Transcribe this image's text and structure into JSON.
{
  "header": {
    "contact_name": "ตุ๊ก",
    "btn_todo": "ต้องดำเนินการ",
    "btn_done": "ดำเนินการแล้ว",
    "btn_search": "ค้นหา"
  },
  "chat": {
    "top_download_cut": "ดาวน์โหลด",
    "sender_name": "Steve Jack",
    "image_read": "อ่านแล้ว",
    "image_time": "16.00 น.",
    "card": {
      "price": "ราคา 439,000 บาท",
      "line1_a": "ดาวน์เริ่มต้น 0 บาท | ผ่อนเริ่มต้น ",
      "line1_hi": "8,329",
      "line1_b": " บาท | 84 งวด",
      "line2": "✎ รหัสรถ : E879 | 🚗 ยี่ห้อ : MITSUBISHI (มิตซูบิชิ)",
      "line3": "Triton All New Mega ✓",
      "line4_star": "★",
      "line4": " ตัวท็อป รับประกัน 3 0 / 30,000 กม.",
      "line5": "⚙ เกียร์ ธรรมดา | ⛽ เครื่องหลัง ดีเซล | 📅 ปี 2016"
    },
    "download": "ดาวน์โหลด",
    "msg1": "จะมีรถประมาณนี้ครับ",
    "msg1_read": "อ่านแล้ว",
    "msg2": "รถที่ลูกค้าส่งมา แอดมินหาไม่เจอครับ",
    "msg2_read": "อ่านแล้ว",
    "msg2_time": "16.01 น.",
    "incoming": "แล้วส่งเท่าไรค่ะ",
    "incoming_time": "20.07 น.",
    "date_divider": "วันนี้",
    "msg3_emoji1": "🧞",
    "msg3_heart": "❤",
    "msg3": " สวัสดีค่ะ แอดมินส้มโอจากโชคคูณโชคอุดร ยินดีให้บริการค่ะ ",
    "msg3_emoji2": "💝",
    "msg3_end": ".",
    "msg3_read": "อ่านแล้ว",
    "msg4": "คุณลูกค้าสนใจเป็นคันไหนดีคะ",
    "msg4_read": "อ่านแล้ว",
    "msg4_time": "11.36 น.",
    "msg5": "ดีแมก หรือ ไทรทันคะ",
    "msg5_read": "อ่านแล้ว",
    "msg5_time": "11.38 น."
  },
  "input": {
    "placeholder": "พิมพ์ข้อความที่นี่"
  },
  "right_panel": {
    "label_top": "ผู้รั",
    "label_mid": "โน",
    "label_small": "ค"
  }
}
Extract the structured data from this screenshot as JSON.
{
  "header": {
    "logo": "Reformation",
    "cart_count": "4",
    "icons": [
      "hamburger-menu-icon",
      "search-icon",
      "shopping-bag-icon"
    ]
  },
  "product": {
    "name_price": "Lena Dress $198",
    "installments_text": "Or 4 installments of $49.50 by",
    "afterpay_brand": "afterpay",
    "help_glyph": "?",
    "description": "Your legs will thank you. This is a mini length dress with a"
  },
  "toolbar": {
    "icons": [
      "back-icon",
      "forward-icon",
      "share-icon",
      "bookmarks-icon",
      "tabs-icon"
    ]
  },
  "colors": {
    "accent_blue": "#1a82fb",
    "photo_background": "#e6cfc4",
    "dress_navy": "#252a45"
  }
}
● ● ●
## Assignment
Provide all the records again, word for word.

## Solution to this exercise
Transcribe this image's text and structure into JSON.
{
  "header": {
    "contact_name": "ตุ๊ก",
    "btn_todo": "ต้องดำเนินการ",
    "btn_done": "ดำเนินการแล้ว",
    "btn_search": "ค้นหา"
  },
  "chat": {
    "top_download_cut": "ดาวน์โหลด",
    "sender_name": "Steve Jack",
    "image_read": "อ่านแล้ว",
    "image_time": "16.00 น.",
    "card": {
      "price": "ราคา 439,000 บาท",
      "line1_a": "ดาวน์เริ่มต้น 0 บาท | ผ่อนเริ่มต้น ",
      "line1_hi": "8,329",
      "line1_b": " บาท | 84 งวด",
      "line2": "✎ รหัสรถ : E879 | 🚗 ยี่ห้อ : MITSUBISHI (มิตซูบิชิ)",
      "line3": "Triton All New Mega ✓",
      "line4_star": "★",
      "line4": " ตัวท็อป รับประกัน 3 0 / 30,000 กม.",
      "line5": "⚙ เกียร์ ธรรมดา | ⛽ เครื่องหลัง ดีเซล | 📅 ปี 2016"
    },
    "download": "ดาวน์โหลด",
    "msg1": "จะมีรถประมาณนี้ครับ",
    "msg1_read": "อ่านแล้ว",
    "msg2": "รถที่ลูกค้าส่งมา แอดมินหาไม่เจอครับ",
    "msg2_read": "อ่านแล้ว",
    "msg2_time": "16.01 น.",
    "incoming": "แล้วส่งเท่าไรค่ะ",
    "incoming_time": "20.07 น.",
    "date_divider": "วันนี้",
    "msg3_emoji1": "🧞",
    "msg3_heart": "❤",
    "msg3": " สวัสดีค่ะ แอดมินส้มโอจากโชคคูณโชคอุดร ยินดีให้บริการค่ะ ",
    "msg3_emoji2": "💝",
    "msg3_end": ".",
    "msg3_read": "อ่านแล้ว",
    "msg4": "คุณลูกค้าสนใจเป็นคันไหนดีคะ",
    "msg4_read": "อ่านแล้ว",
    "msg4_time": "11.36 น.",
    "msg5": "ดีแมก หรือ ไทรทันคะ",
    "msg5_read": "อ่านแล้ว",
    "msg5_time": "11.38 น."
  },
  "input": {
    "placeholder": "พิมพ์ข้อความที่นี่"
  },
  "right_panel": {
    "label_top": "ผู้รั",
    "label_mid": "โน",
    "label_small": "ค"
  }
}
Extract the structured data from this screenshot as JSON.
{
  "header": {
    "logo": "Reformation",
    "cart_count": "4",
    "icons": [
      "hamburger-menu-icon",
      "search-icon",
      "shopping-bag-icon"
    ]
  },
  "product": {
    "name_price": "Lena Dress $198",
    "installments_text": "Or 4 installments of $49.50 by",
    "afterpay_brand": "afterpay",
    "help_glyph": "?",
    "description": "Your legs will thank you. This is a mini length dress with a"
  },
  "toolbar": {
    "icons": [
      "back-icon",
      "forward-icon",
      "share-icon",
      "bookmarks-icon",
      "tabs-icon"
    ]
  },
  "colors": {
    "accent_blue": "#1a82fb",
    "photo_background": "#e6cfc4",
    "dress_navy": "#252a45"
  }
}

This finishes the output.